Operational Acceptance Testing or OAT as it's known for short, looks at how a product or service will operate under certain conditions.
Generally these conditions of operation include tests to determine how commonly used features used during day to day use, work as expected as well as those features which happen or are used during exceptional circumstances to normal operations.
So normal use on a washing machine for example, would involve using the one of the different wash cycles. Whilst an exceptional circumstance could involve testing electrical isolation. Whereby if the washing machine floods its surroundings, the expectation would be of the washing machine shutting down in a safe manner, by isolating the electrical power, so it does not become dangerous.
This isolation of the electrical circuits could be defined as an acceptable Operational Acceptance Test and actually tested, to ensure the washing machine does not electrocute the people who buy it.
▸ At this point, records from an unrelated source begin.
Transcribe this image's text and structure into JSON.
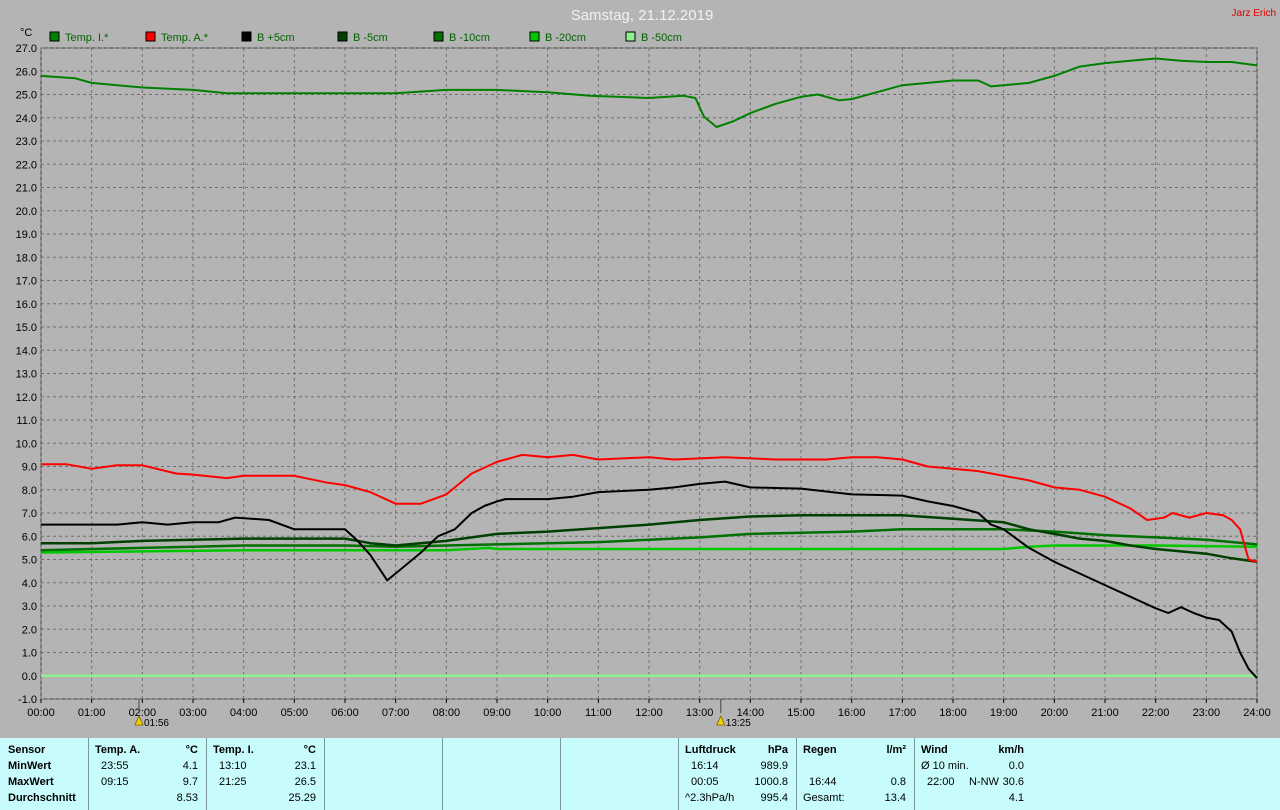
{
  "header": {
    "title": "Samstag, 21.12.2019",
    "credit": "Jarz Erich"
  },
  "colors": {
    "background": "#b4b4b4",
    "plot_background": "#b4b4b4",
    "grid": "#707070",
    "temp_inside": "#008000",
    "temp_outside": "#ff0000",
    "b_plus5": "#000000",
    "b_minus5": "#004000",
    "b_minus10": "#007000",
    "b_minus20": "#00c800",
    "b_minus50": "#90f090",
    "stats_background": "#c8fcfc"
  },
  "markers": [
    {
      "time": "01:56",
      "label": "01:56",
      "icon": "sunrise-icon"
    },
    {
      "time": "13:25",
      "label": "13:25",
      "icon": "sun-icon"
    }
  ],
  "chart_data": {
    "type": "line",
    "title": "Samstag, 21.12.2019",
    "ylabel": "°C",
    "xlabel": "",
    "xlim": [
      "00:00",
      "24:00"
    ],
    "ylim": [
      -1,
      27
    ],
    "grid": true,
    "legend_position": "top-left",
    "y_ticks": [
      "-1.0",
      "0.0",
      "1.0",
      "2.0",
      "3.0",
      "4.0",
      "5.0",
      "6.0",
      "7.0",
      "8.0",
      "9.0",
      "10.0",
      "11.0",
      "12.0",
      "13.0",
      "14.0",
      "15.0",
      "16.0",
      "17.0",
      "18.0",
      "19.0",
      "20.0",
      "21.0",
      "22.0",
      "23.0",
      "24.0",
      "25.0",
      "26.0",
      "27.0"
    ],
    "x_ticks": [
      "00:00",
      "01:00",
      "02:00",
      "03:00",
      "04:00",
      "05:00",
      "06:00",
      "07:00",
      "08:00",
      "09:00",
      "10:00",
      "11:00",
      "12:00",
      "13:00",
      "14:00",
      "15:00",
      "16:00",
      "17:00",
      "18:00",
      "19:00",
      "20:00",
      "21:00",
      "22:00",
      "23:00",
      "24:00"
    ],
    "series": [
      {
        "name": "Temp. I.*",
        "color": "#008000",
        "width": 2,
        "points": [
          [
            "00:00",
            25.8
          ],
          [
            "00:40",
            25.7
          ],
          [
            "01:00",
            25.5
          ],
          [
            "02:00",
            25.3
          ],
          [
            "03:00",
            25.2
          ],
          [
            "03:40",
            25.05
          ],
          [
            "05:00",
            25.05
          ],
          [
            "07:00",
            25.05
          ],
          [
            "08:00",
            25.2
          ],
          [
            "09:00",
            25.2
          ],
          [
            "10:00",
            25.1
          ],
          [
            "10:50",
            24.95
          ],
          [
            "12:00",
            24.85
          ],
          [
            "12:40",
            24.95
          ],
          [
            "12:55",
            24.85
          ],
          [
            "13:05",
            24.05
          ],
          [
            "13:20",
            23.6
          ],
          [
            "13:40",
            23.85
          ],
          [
            "14:00",
            24.2
          ],
          [
            "14:30",
            24.6
          ],
          [
            "15:00",
            24.9
          ],
          [
            "15:20",
            25.0
          ],
          [
            "15:45",
            24.75
          ],
          [
            "16:00",
            24.8
          ],
          [
            "16:30",
            25.1
          ],
          [
            "17:00",
            25.4
          ],
          [
            "17:30",
            25.5
          ],
          [
            "18:00",
            25.6
          ],
          [
            "18:30",
            25.6
          ],
          [
            "18:45",
            25.35
          ],
          [
            "19:00",
            25.4
          ],
          [
            "19:30",
            25.5
          ],
          [
            "20:00",
            25.8
          ],
          [
            "20:30",
            26.2
          ],
          [
            "21:00",
            26.35
          ],
          [
            "21:30",
            26.45
          ],
          [
            "22:00",
            26.55
          ],
          [
            "22:30",
            26.45
          ],
          [
            "23:00",
            26.4
          ],
          [
            "23:30",
            26.4
          ],
          [
            "24:00",
            26.25
          ]
        ]
      },
      {
        "name": "Temp. A.*",
        "color": "#ff0000",
        "width": 2,
        "points": [
          [
            "00:00",
            9.1
          ],
          [
            "00:30",
            9.1
          ],
          [
            "01:00",
            8.9
          ],
          [
            "01:30",
            9.05
          ],
          [
            "02:00",
            9.05
          ],
          [
            "02:40",
            8.7
          ],
          [
            "03:00",
            8.65
          ],
          [
            "03:40",
            8.5
          ],
          [
            "04:00",
            8.6
          ],
          [
            "05:00",
            8.6
          ],
          [
            "05:40",
            8.3
          ],
          [
            "06:00",
            8.2
          ],
          [
            "06:30",
            7.9
          ],
          [
            "07:00",
            7.4
          ],
          [
            "07:30",
            7.4
          ],
          [
            "08:00",
            7.8
          ],
          [
            "08:30",
            8.7
          ],
          [
            "09:00",
            9.2
          ],
          [
            "09:30",
            9.5
          ],
          [
            "10:00",
            9.4
          ],
          [
            "10:30",
            9.5
          ],
          [
            "11:00",
            9.3
          ],
          [
            "12:00",
            9.4
          ],
          [
            "12:30",
            9.3
          ],
          [
            "13:30",
            9.4
          ],
          [
            "14:30",
            9.3
          ],
          [
            "15:30",
            9.3
          ],
          [
            "16:00",
            9.4
          ],
          [
            "16:30",
            9.4
          ],
          [
            "17:00",
            9.3
          ],
          [
            "17:30",
            9.0
          ],
          [
            "18:00",
            8.9
          ],
          [
            "18:30",
            8.8
          ],
          [
            "19:00",
            8.6
          ],
          [
            "19:30",
            8.4
          ],
          [
            "20:00",
            8.1
          ],
          [
            "20:30",
            8.0
          ],
          [
            "21:00",
            7.7
          ],
          [
            "21:30",
            7.2
          ],
          [
            "21:50",
            6.7
          ],
          [
            "22:10",
            6.8
          ],
          [
            "22:20",
            7.0
          ],
          [
            "22:40",
            6.8
          ],
          [
            "23:00",
            7.0
          ],
          [
            "23:20",
            6.9
          ],
          [
            "23:30",
            6.7
          ],
          [
            "23:40",
            6.3
          ],
          [
            "23:50",
            5.0
          ],
          [
            "24:00",
            4.9
          ]
        ]
      },
      {
        "name": "B +5cm",
        "color": "#000000",
        "width": 2,
        "points": [
          [
            "00:00",
            6.5
          ],
          [
            "00:30",
            6.5
          ],
          [
            "01:00",
            6.5
          ],
          [
            "01:30",
            6.5
          ],
          [
            "02:00",
            6.6
          ],
          [
            "02:30",
            6.5
          ],
          [
            "03:00",
            6.6
          ],
          [
            "03:30",
            6.6
          ],
          [
            "03:50",
            6.8
          ],
          [
            "04:30",
            6.7
          ],
          [
            "05:00",
            6.3
          ],
          [
            "06:00",
            6.3
          ],
          [
            "06:15",
            5.8
          ],
          [
            "06:30",
            5.2
          ],
          [
            "06:50",
            4.1
          ],
          [
            "07:10",
            4.7
          ],
          [
            "07:30",
            5.3
          ],
          [
            "07:50",
            6.0
          ],
          [
            "08:10",
            6.3
          ],
          [
            "08:30",
            7.0
          ],
          [
            "08:45",
            7.3
          ],
          [
            "09:00",
            7.5
          ],
          [
            "09:10",
            7.6
          ],
          [
            "10:00",
            7.6
          ],
          [
            "10:30",
            7.7
          ],
          [
            "11:00",
            7.9
          ],
          [
            "12:00",
            8.0
          ],
          [
            "12:30",
            8.1
          ],
          [
            "13:00",
            8.25
          ],
          [
            "13:30",
            8.35
          ],
          [
            "14:00",
            8.1
          ],
          [
            "15:00",
            8.05
          ],
          [
            "16:00",
            7.8
          ],
          [
            "17:00",
            7.75
          ],
          [
            "17:30",
            7.5
          ],
          [
            "18:00",
            7.3
          ],
          [
            "18:30",
            7.0
          ],
          [
            "18:45",
            6.5
          ],
          [
            "19:00",
            6.3
          ],
          [
            "19:30",
            5.5
          ],
          [
            "20:00",
            4.9
          ],
          [
            "20:30",
            4.4
          ],
          [
            "21:00",
            3.9
          ],
          [
            "21:30",
            3.4
          ],
          [
            "22:00",
            2.9
          ],
          [
            "22:15",
            2.7
          ],
          [
            "22:30",
            2.95
          ],
          [
            "22:45",
            2.7
          ],
          [
            "23:00",
            2.5
          ],
          [
            "23:15",
            2.4
          ],
          [
            "23:30",
            1.9
          ],
          [
            "23:40",
            1.0
          ],
          [
            "23:50",
            0.3
          ],
          [
            "24:00",
            -0.1
          ]
        ]
      },
      {
        "name": "B -5cm",
        "color": "#004000",
        "width": 2.5,
        "points": [
          [
            "00:00",
            5.7
          ],
          [
            "01:00",
            5.7
          ],
          [
            "02:00",
            5.8
          ],
          [
            "03:00",
            5.85
          ],
          [
            "04:00",
            5.9
          ],
          [
            "05:00",
            5.9
          ],
          [
            "06:00",
            5.9
          ],
          [
            "06:30",
            5.7
          ],
          [
            "07:00",
            5.6
          ],
          [
            "08:00",
            5.8
          ],
          [
            "09:00",
            6.1
          ],
          [
            "10:00",
            6.2
          ],
          [
            "11:00",
            6.35
          ],
          [
            "12:00",
            6.5
          ],
          [
            "13:00",
            6.7
          ],
          [
            "14:00",
            6.85
          ],
          [
            "15:00",
            6.9
          ],
          [
            "16:00",
            6.9
          ],
          [
            "17:00",
            6.9
          ],
          [
            "18:00",
            6.75
          ],
          [
            "19:00",
            6.6
          ],
          [
            "19:30",
            6.3
          ],
          [
            "20:00",
            6.1
          ],
          [
            "20:30",
            5.9
          ],
          [
            "21:00",
            5.8
          ],
          [
            "21:30",
            5.6
          ],
          [
            "22:00",
            5.45
          ],
          [
            "22:30",
            5.35
          ],
          [
            "23:00",
            5.25
          ],
          [
            "23:30",
            5.05
          ],
          [
            "24:00",
            4.9
          ]
        ]
      },
      {
        "name": "B -10cm",
        "color": "#007000",
        "width": 2.5,
        "points": [
          [
            "00:00",
            5.4
          ],
          [
            "01:00",
            5.45
          ],
          [
            "02:00",
            5.5
          ],
          [
            "03:00",
            5.55
          ],
          [
            "04:00",
            5.6
          ],
          [
            "05:00",
            5.6
          ],
          [
            "06:00",
            5.6
          ],
          [
            "07:00",
            5.55
          ],
          [
            "08:00",
            5.6
          ],
          [
            "09:00",
            5.65
          ],
          [
            "10:00",
            5.7
          ],
          [
            "11:00",
            5.75
          ],
          [
            "12:00",
            5.85
          ],
          [
            "13:00",
            5.95
          ],
          [
            "14:00",
            6.1
          ],
          [
            "15:00",
            6.15
          ],
          [
            "16:00",
            6.2
          ],
          [
            "17:00",
            6.3
          ],
          [
            "18:00",
            6.3
          ],
          [
            "19:00",
            6.3
          ],
          [
            "20:00",
            6.2
          ],
          [
            "21:00",
            6.05
          ],
          [
            "22:00",
            5.95
          ],
          [
            "23:00",
            5.85
          ],
          [
            "24:00",
            5.65
          ]
        ]
      },
      {
        "name": "B -20cm",
        "color": "#00c800",
        "width": 2.5,
        "points": [
          [
            "00:00",
            5.3
          ],
          [
            "02:00",
            5.35
          ],
          [
            "04:00",
            5.4
          ],
          [
            "06:00",
            5.4
          ],
          [
            "08:00",
            5.4
          ],
          [
            "08:50",
            5.5
          ],
          [
            "09:00",
            5.45
          ],
          [
            "10:00",
            5.45
          ],
          [
            "12:00",
            5.45
          ],
          [
            "14:00",
            5.45
          ],
          [
            "16:00",
            5.45
          ],
          [
            "18:00",
            5.45
          ],
          [
            "19:00",
            5.45
          ],
          [
            "19:30",
            5.55
          ],
          [
            "20:00",
            5.6
          ],
          [
            "22:00",
            5.6
          ],
          [
            "24:00",
            5.55
          ]
        ]
      },
      {
        "name": "B -50cm",
        "color": "#90f090",
        "width": 2.5,
        "points": [
          [
            "00:00",
            0.0
          ],
          [
            "24:00",
            0.0
          ]
        ]
      }
    ]
  },
  "stats": {
    "sensor": {
      "header": "Sensor",
      "rows": [
        "MinWert",
        "MaxWert",
        "Durchschnitt"
      ]
    },
    "temp_a": {
      "header": "Temp. A.",
      "unit": "°C",
      "min_time": "23:55",
      "min_val": "4.1",
      "max_time": "09:15",
      "max_val": "9.7",
      "avg": "8.53"
    },
    "temp_i": {
      "header": "Temp. I.",
      "unit": "°C",
      "min_time": "13:10",
      "min_val": "23.1",
      "max_time": "21:25",
      "max_val": "26.5",
      "avg": "25.29"
    },
    "luftdruck": {
      "header": "Luftdruck",
      "unit": "hPa",
      "row1_label": "16:14",
      "row1_val": "989.9",
      "row2_label": "00:05",
      "row2_val": "1000.8",
      "row3_label": "^2.3hPa/h",
      "row3_val": "995.4"
    },
    "regen": {
      "header": "Regen",
      "unit": "l/m²",
      "row2_label": "16:44",
      "row2_val": "0.8",
      "row3_label": "Gesamt:",
      "row3_val": "13.4"
    },
    "wind": {
      "header": "Wind",
      "unit": "km/h",
      "row1_label": "Ø 10 min.",
      "row1_val": "0.0",
      "row2_label": "22:00",
      "row2_dir": "N-NW",
      "row2_val": "30.6",
      "row3_val": "4.1"
    }
  }
}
Some organisations use the term Operational Readiness Testing or ORT for short, to describe Operational Acceptance Testing but both terms imply the same.
A few examples of how Operational Acceptance testing could be used are listed below.
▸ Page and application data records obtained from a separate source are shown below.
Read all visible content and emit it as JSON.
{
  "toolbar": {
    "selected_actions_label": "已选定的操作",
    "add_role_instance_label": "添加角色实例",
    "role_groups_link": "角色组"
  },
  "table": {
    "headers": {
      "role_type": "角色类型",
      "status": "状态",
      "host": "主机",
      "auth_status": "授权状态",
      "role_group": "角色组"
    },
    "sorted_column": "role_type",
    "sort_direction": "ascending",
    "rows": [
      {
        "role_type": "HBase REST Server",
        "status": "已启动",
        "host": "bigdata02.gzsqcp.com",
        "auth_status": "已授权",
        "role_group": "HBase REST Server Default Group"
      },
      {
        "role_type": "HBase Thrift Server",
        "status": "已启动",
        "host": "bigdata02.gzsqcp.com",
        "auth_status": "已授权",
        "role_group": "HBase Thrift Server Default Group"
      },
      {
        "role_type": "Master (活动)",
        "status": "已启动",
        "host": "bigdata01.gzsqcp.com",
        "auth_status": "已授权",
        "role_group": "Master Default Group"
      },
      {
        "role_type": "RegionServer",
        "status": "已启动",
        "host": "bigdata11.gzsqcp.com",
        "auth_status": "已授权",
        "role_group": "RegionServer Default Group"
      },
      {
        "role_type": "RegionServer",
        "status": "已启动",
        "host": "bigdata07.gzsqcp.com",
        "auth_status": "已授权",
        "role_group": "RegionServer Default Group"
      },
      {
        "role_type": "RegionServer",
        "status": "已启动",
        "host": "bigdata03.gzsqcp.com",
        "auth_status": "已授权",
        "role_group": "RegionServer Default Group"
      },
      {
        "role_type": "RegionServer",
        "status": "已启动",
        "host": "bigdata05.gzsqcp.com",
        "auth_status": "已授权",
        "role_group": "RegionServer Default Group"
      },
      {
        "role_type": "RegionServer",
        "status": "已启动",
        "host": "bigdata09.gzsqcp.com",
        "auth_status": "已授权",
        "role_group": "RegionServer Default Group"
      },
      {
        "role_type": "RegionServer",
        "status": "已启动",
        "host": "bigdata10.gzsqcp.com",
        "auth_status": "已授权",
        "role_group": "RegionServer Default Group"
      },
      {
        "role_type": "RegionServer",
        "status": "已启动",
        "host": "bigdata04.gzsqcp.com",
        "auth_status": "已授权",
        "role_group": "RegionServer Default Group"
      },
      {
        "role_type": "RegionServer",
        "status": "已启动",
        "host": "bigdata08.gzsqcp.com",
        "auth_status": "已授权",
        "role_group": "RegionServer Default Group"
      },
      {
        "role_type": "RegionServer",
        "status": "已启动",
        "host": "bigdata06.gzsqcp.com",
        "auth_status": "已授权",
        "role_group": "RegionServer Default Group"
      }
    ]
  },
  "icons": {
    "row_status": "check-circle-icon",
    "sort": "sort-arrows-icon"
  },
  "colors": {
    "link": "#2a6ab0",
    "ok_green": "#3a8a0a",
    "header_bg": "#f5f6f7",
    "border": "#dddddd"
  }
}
Example 1. Check to see if the coolant levels on the car are low, does the car engine still remain operational? Or if the oil is low, does the engine still operate? These tests are testing various scenarios to see if the technology built into engine management systems can cope with changes.
Example 2. Checking to see if a car can brake, when one of the brake pads is worn out. This test could then be repeated with both brake pads worn out to check if the rear drum brakes can still stop the car.
Example 3. Checking to see if additional train safety measures work, so when a train goes through red signal, an alarm sounds. If the train carries on going through red signals, does automatic braking system come into action and slow the train down.
Example 4. Airplanes have dual controls, so if one control is disabled, a secondary control should still allow the control to work. So if the primary control for the landing gear is disabled, does the secondary control still have the power to bring the landing gear down?
Operational acceptance is checking whether the product or services features can operate as expected
Features can be those used in the day to day operation and those to ensure safe usage